Hind legs well developed with well bent stifles turning neither in nor out; hocks well let down and parallel to each other. All dewclaws should be removed. The presence of dewclaws on the hind legs should be penalized. Feet are round and compact with good depth of pad. Pads black. Nails dark.
A distinguishing characteristic of the breed which sets the dog apart from all other terriers. An abundant single coat covering the entire body, legs and head; coat on the latter falls forward to shade the eyes. Texture soft and silky with a gentle wave. In both puppies and adolescents, the mature wavy coat is generally not yet evident. Major Faults–Woolly or harsh, crisp or cottony, frizzy, kinky or stand away coat; in the adult, a straight coat is also objectionable.
For show purposes, the Wheaten is presented to show a terrier outline, but coat must be of sufficient length to flow when the dog is in motion. The coat must never be clipped or plucked. Sharp contrasts or stylizations must be avoided. Head coat should be blended to present a rectangular outline. Eyes should be indicated but never fully exposed. Ears should be relieved of fringe, but not taken down to the leather. Sufficient coat must be left on skull, cheeks, neck and tail to balance the proper length of body coat. Dogs that are overly trimmed shall be severely penalized.
Any shade of wheaten. Upon close examination, occasional red, white or black guard hairs may be found. However, the overall coloring must be clearly wheaten with no evidence of any other color except on ears and muzzle where blue-gray shading is sometimes present. Major Fault–Any color save wheaten. Puppies and Adolescents–Puppies under a year may carry deeper coloring and occasional black tipping. The adolescent, under two years, is often quite light in color, but must never be white or carry gray other than on ears and muzzle. However, by two years of age, the proper wheaten color should be obvious.

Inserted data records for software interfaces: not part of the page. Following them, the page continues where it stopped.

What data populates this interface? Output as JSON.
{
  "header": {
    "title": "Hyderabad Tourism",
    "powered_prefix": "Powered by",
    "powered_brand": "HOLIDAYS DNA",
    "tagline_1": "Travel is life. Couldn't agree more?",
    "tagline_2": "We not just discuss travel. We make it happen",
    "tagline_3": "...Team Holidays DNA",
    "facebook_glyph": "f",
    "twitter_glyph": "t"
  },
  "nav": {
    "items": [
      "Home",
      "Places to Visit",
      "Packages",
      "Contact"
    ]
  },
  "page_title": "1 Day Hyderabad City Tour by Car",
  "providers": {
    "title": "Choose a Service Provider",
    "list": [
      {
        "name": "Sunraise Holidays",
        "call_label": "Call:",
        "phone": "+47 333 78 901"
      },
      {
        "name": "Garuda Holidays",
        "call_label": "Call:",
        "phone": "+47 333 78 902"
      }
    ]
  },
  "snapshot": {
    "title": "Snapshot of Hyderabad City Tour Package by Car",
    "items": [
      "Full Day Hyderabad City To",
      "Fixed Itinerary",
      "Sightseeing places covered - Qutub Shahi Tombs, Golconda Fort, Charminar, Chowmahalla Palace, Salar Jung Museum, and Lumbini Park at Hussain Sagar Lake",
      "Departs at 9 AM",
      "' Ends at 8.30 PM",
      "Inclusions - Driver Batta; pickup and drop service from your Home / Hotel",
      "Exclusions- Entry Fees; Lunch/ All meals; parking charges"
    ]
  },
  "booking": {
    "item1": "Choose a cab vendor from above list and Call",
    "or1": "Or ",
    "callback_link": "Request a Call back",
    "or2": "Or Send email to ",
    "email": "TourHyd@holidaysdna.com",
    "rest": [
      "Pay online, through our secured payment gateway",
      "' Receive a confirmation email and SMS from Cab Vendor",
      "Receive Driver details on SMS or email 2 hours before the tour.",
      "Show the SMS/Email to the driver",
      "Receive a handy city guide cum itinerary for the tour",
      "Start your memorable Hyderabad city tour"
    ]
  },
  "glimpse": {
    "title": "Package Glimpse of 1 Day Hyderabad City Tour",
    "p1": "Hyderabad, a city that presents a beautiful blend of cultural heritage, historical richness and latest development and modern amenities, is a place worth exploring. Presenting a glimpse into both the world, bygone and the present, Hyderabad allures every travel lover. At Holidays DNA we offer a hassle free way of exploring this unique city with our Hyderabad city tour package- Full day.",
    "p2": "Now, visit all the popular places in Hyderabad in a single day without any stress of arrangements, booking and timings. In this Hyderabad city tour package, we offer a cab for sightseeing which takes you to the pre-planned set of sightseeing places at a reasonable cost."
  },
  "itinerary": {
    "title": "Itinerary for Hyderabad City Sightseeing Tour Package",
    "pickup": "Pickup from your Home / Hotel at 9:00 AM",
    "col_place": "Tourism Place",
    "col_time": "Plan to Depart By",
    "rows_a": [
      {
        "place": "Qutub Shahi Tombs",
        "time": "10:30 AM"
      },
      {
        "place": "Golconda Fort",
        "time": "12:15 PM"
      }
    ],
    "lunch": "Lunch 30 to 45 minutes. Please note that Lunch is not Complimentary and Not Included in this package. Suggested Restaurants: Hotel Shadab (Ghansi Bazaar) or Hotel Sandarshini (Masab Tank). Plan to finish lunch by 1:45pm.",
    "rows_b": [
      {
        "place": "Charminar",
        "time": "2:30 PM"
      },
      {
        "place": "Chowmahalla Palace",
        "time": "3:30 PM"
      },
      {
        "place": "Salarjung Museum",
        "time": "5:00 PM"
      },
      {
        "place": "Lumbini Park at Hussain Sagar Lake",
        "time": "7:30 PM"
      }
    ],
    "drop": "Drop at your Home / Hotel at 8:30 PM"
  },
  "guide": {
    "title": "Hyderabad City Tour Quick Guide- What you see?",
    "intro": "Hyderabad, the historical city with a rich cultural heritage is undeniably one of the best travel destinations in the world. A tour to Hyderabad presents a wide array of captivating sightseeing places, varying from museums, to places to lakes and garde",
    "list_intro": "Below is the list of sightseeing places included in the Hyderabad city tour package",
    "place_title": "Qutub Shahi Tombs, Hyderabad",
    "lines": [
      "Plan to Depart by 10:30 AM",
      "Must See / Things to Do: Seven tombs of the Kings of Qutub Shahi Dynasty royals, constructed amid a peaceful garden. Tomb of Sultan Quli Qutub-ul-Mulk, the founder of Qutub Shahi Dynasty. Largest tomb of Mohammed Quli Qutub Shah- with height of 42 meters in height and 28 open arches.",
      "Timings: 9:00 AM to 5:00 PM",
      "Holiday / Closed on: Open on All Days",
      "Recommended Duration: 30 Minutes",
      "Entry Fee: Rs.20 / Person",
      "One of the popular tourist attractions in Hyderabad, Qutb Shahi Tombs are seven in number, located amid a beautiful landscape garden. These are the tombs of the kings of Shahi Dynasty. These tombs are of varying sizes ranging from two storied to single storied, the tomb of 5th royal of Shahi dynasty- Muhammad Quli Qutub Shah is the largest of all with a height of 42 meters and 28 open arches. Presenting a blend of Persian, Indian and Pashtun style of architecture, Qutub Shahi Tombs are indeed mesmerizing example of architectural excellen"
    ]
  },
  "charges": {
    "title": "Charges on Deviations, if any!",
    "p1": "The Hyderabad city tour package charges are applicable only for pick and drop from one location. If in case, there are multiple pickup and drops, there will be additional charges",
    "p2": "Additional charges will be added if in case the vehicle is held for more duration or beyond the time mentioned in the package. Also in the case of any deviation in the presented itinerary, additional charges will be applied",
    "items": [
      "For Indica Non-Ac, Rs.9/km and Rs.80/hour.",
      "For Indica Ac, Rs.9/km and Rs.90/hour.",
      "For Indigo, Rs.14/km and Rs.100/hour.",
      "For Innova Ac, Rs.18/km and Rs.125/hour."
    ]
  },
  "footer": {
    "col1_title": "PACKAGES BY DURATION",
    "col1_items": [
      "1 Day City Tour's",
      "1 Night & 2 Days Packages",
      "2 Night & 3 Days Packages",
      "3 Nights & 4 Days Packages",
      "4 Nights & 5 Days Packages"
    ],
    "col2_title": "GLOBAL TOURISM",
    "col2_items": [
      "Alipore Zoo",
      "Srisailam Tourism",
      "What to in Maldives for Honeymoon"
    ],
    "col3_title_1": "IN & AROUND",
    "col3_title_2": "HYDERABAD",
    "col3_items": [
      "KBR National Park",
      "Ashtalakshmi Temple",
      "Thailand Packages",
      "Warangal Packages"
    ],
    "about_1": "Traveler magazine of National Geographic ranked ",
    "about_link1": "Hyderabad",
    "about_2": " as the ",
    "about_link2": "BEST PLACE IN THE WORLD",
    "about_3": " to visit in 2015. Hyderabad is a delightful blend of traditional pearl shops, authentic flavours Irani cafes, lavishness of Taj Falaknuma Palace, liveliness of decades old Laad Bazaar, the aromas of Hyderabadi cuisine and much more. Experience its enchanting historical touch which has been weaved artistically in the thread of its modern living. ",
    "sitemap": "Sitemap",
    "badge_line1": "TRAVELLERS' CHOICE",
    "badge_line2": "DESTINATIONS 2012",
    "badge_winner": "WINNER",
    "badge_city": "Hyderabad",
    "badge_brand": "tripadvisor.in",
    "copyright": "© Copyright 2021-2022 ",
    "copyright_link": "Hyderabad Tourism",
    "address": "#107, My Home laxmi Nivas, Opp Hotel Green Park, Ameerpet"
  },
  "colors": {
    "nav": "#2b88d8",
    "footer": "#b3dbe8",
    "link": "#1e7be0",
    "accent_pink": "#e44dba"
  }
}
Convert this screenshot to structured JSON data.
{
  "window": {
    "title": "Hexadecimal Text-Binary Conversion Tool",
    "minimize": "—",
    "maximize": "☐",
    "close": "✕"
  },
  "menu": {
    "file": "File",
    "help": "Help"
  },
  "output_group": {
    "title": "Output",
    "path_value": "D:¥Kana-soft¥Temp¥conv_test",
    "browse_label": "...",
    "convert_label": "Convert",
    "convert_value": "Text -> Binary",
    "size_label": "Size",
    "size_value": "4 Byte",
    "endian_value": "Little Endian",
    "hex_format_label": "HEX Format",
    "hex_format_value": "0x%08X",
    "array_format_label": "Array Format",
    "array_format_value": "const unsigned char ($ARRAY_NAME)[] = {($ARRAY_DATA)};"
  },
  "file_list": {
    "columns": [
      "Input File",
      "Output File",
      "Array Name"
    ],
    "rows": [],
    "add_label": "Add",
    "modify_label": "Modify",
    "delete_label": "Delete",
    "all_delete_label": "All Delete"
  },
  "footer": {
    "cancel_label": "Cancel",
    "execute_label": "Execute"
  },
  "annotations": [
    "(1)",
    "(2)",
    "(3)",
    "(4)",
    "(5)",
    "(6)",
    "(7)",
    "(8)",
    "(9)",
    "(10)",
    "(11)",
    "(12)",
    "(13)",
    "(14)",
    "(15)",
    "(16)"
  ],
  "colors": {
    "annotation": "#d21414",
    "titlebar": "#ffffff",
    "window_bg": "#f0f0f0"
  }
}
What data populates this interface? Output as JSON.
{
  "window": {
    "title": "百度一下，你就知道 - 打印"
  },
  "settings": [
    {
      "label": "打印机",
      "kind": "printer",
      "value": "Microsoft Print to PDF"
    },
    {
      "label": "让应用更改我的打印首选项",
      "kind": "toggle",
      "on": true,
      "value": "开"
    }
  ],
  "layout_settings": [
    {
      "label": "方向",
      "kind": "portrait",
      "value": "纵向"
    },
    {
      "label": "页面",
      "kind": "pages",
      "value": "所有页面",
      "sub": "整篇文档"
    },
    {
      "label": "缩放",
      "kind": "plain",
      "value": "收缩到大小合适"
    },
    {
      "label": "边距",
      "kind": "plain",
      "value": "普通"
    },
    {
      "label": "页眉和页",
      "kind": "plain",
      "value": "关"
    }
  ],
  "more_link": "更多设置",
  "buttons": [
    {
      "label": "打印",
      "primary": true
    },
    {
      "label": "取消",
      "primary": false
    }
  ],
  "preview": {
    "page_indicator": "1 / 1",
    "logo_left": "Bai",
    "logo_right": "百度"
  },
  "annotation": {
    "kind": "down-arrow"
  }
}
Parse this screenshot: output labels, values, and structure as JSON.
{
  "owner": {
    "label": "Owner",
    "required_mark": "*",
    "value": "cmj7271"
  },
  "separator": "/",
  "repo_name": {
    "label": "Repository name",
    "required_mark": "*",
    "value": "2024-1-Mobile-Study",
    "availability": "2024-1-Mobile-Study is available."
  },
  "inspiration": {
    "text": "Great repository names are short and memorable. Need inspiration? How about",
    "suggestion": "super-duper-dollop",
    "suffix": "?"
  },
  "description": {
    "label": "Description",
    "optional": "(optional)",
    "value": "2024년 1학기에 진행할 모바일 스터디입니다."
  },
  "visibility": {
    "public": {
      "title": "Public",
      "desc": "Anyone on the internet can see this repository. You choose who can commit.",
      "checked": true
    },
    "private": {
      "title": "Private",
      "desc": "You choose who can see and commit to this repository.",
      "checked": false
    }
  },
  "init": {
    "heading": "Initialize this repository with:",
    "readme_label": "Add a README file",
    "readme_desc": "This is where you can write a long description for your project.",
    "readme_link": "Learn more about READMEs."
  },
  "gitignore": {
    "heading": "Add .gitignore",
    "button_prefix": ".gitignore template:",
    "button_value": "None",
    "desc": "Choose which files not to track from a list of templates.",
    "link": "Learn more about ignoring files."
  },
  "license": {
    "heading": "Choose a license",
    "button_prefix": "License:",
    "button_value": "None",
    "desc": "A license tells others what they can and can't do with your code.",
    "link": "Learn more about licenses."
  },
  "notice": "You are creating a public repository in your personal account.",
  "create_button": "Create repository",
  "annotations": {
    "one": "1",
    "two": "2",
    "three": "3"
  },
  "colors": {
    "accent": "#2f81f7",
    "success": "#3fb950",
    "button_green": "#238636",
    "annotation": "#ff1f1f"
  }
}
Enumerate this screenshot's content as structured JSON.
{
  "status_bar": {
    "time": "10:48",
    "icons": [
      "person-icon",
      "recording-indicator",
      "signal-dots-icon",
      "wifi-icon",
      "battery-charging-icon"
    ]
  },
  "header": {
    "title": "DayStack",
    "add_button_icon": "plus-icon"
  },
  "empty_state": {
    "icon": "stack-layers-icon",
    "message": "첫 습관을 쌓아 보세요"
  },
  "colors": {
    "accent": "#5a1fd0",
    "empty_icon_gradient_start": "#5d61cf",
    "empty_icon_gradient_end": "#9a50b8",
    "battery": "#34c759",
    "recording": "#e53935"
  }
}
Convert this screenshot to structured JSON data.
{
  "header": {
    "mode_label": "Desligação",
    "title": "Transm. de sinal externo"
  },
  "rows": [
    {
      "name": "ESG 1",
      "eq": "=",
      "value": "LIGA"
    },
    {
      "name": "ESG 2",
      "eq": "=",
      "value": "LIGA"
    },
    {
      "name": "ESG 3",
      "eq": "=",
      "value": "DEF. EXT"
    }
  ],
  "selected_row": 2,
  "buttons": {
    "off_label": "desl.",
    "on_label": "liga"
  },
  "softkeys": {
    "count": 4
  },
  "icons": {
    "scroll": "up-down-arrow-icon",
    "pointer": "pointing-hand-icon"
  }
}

Gait is free, graceful and lively with good reach in front and strong drive behind. Front and rear feet turn neither in nor out. Dogs who fail to keep their tails erect when moving should be severely penalized.
The Wheaten is a happy, steady dog and shows himself gaily with an air of self-confidence. He is alert and exhibits interest in his surroundings; exhibits less aggressiveness than is sometimes encouraged in other terriers. Major Fault–Timid or overly aggressive dogs.
Approved August 10, 2009
Effective September 30, 2009
Reference: AKC Breed Standard
History of the Wheaten
Known for more than 200 years in Ireland, the “Wheaten” shares common ancestry with the Kerry Blue and the Irish Terrier, but was not owned by the landed gentry. They were the poor man’s dog, an all-purpose farm dog, given to patrolling the borders of small farms, ridding them of vermin, herding sheep and hunting with his master.
As its name implies, the Soft Coated Wheaten Terrier is prized for its coat, which is soft, silky, with a gentle wave, and of warm wheaten color. Underneath, however, is a formidable dog that leaves no doubt as to his terrier origins. Square and medium-sized, he is happy, steady, self-confident and alert to his surroundings.